THE TASK:
Each line below should be repeated exactly as written, with no pictures carried over.

─── INPUT DATA

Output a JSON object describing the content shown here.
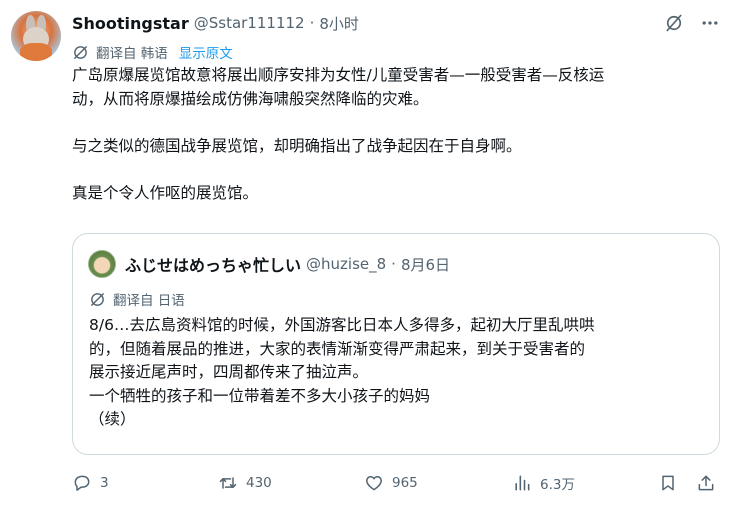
{
  "tweet": {
    "author_name": "Shootingstar",
    "author_handle": "@Sstar111112",
    "separator": "·",
    "time": "8小时",
    "translated_from": "翻译自 韩语",
    "show_original": "显示原文",
    "text_lines": [
      "广岛原爆展览馆故意将展出顺序安排为女性/儿童受害者—一般受害者—反核运",
      "动，从而将原爆描绘成仿佛海啸般突然降临的灾难。",
      "",
      "与之类似的德国战争展览馆，却明确指出了战争起因在于自身啊。",
      "",
      "真是个令人作呕的展览馆。"
    ]
  },
  "quote": {
    "author_name": "ふじせはめっちゃ忙しい",
    "author_handle": "@huzise_8",
    "separator": "·",
    "date": "8月6日",
    "translated_from": "翻译自 日语",
    "text_lines": [
      "8/6…去広島资料馆的时候，外国游客比日本人多得多，起初大厅里乱哄哄",
      "的，但随着展品的推进，大家的表情渐渐变得严肃起来，到关于受害者的",
      "展示接近尾声时，四周都传来了抽泣声。",
      "一个牺牲的孩子和一位带着差不多大小孩子的妈妈",
      "（续）"
    ]
  },
  "actions": {
    "replies": "3",
    "retweets": "430",
    "likes": "965",
    "views": "6.3万"
  },
  "icons": {
    "translate": "translate-icon",
    "grok": "grok-icon",
    "more": "more-icon",
    "reply": "reply-icon",
    "retweet": "retweet-icon",
    "like": "like-icon",
    "views": "views-icon",
    "bookmark": "bookmark-icon",
    "share": "share-icon"
  },
  "colors": {
    "text": "#0f1419",
    "secondary": "#536471",
    "link": "#1d9bf0",
    "border": "#cfd9de"
  }
}
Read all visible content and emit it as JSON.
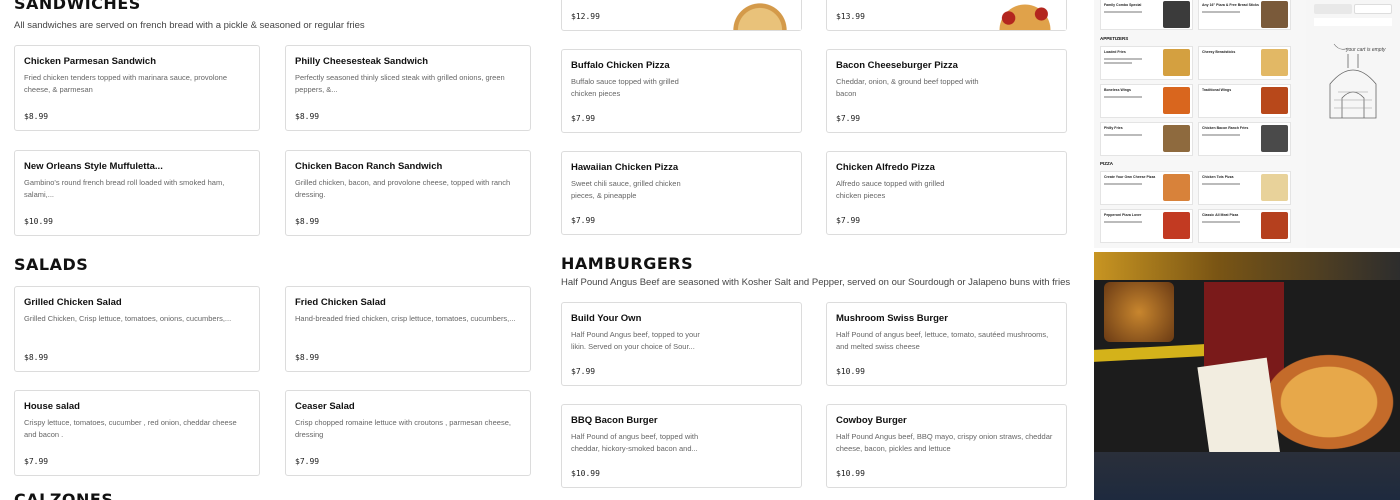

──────

WRITTEN RESPONSE:
Output a JSON object describing the content shown here.
{
  "tweet": {
    "author_name": "Shootingstar",
    "author_handle": "@Sstar111112",
    "separator": "·",
    "time": "8小时",
    "translated_from": "翻译自 韩语",
    "show_original": "显示原文",
    "text_lines": [
      "广岛原爆展览馆故意将展出顺序安排为女性/儿童受害者—一般受害者—反核运",
      "动，从而将原爆描绘成仿佛海啸般突然降临的灾难。",
      "",
      "与之类似的德国战争展览馆，却明确指出了战争起因在于自身啊。",
      "",
      "真是个令人作呕的展览馆。"
    ]
  },
  "quote": {
    "author_name": "ふじせはめっちゃ忙しい",
    "author_handle": "@huzise_8",
    "separator": "·",
    "date": "8月6日",
    "translated_from": "翻译自 日语",
    "text_lines": [
      "8/6…去広島资料馆的时候，外国游客比日本人多得多，起初大厅里乱哄哄",
      "的，但随着展品的推进，大家的表情渐渐变得严肃起来，到关于受害者的",
      "展示接近尾声时，四周都传来了抽泣声。",
      "一个牺牲的孩子和一位带着差不多大小孩子的妈妈",
      "（续）"
    ]
  },
  "actions": {
    "replies": "3",
    "retweets": "430",
    "likes": "965",
    "views": "6.3万"
  },
  "icons": {
    "translate": "translate-icon",
    "grok": "grok-icon",
    "more": "more-icon",
    "reply": "reply-icon",
    "retweet": "retweet-icon",
    "like": "like-icon",
    "views": "views-icon",
    "bookmark": "bookmark-icon",
    "share": "share-icon"
  },
  "colors": {
    "text": "#0f1419",
    "secondary": "#536471",
    "link": "#1d9bf0",
    "border": "#cfd9de"
  }
}
Read all visible content and emit it as JSON.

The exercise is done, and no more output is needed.